(WHAT THE TASK REQUIRES) For each record that follows, give it back exactly, with no pictures included.

____

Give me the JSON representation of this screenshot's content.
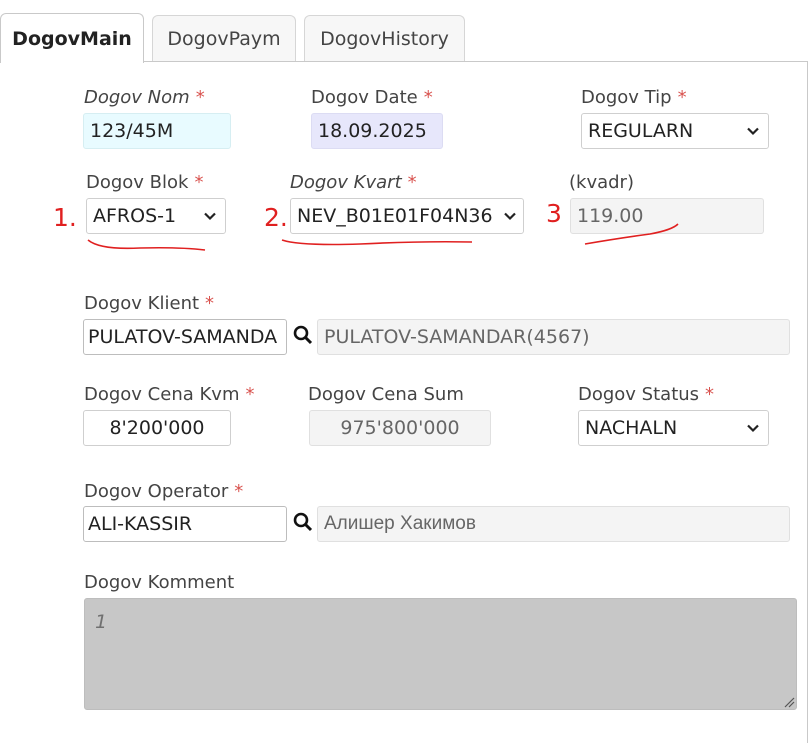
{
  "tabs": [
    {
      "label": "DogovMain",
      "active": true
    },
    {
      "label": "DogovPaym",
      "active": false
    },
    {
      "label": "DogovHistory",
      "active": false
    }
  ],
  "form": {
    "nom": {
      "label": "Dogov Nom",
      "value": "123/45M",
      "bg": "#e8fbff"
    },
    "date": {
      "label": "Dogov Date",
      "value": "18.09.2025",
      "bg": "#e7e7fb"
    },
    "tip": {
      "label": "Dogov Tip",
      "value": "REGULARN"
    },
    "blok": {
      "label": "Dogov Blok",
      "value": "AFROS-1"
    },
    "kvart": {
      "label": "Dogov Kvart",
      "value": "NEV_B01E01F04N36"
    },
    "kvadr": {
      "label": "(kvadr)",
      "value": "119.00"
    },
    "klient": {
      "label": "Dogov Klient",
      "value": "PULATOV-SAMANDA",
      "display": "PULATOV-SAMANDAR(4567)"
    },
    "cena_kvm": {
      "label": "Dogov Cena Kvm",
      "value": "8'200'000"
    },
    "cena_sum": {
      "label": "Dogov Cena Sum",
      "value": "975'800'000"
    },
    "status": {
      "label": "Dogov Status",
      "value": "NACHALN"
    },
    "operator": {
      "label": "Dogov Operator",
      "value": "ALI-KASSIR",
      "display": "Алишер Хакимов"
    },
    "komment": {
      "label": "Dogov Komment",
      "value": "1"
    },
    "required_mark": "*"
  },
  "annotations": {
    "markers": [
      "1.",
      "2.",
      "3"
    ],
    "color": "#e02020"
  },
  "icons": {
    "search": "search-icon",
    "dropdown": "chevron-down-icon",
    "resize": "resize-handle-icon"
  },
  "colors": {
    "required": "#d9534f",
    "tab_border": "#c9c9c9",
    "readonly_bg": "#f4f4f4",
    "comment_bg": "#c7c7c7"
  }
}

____

(WORKED SOLUTION)
Give me the JSON representation of this screenshot's content.
{
  "tabs": [
    {
      "label": "DogovMain",
      "active": true
    },
    {
      "label": "DogovPaym",
      "active": false
    },
    {
      "label": "DogovHistory",
      "active": false
    }
  ],
  "form": {
    "nom": {
      "label": "Dogov Nom",
      "value": "123/45M",
      "bg": "#e8fbff"
    },
    "date": {
      "label": "Dogov Date",
      "value": "18.09.2025",
      "bg": "#e7e7fb"
    },
    "tip": {
      "label": "Dogov Tip",
      "value": "REGULARN"
    },
    "blok": {
      "label": "Dogov Blok",
      "value": "AFROS-1"
    },
    "kvart": {
      "label": "Dogov Kvart",
      "value": "NEV_B01E01F04N36"
    },
    "kvadr": {
      "label": "(kvadr)",
      "value": "119.00"
    },
    "klient": {
      "label": "Dogov Klient",
      "value": "PULATOV-SAMANDA",
      "display": "PULATOV-SAMANDAR(4567)"
    },
    "cena_kvm": {
      "label": "Dogov Cena Kvm",
      "value": "8'200'000"
    },
    "cena_sum": {
      "label": "Dogov Cena Sum",
      "value": "975'800'000"
    },
    "status": {
      "label": "Dogov Status",
      "value": "NACHALN"
    },
    "operator": {
      "label": "Dogov Operator",
      "value": "ALI-KASSIR",
      "display": "Алишер Хакимов"
    },
    "komment": {
      "label": "Dogov Komment",
      "value": "1"
    },
    "required_mark": "*"
  },
  "annotations": {
    "markers": [
      "1.",
      "2.",
      "3"
    ],
    "color": "#e02020"
  },
  "icons": {
    "search": "search-icon",
    "dropdown": "chevron-down-icon",
    "resize": "resize-handle-icon"
  },
  "colors": {
    "required": "#d9534f",
    "tab_border": "#c9c9c9",
    "readonly_bg": "#f4f4f4",
    "comment_bg": "#c7c7c7"
  }
}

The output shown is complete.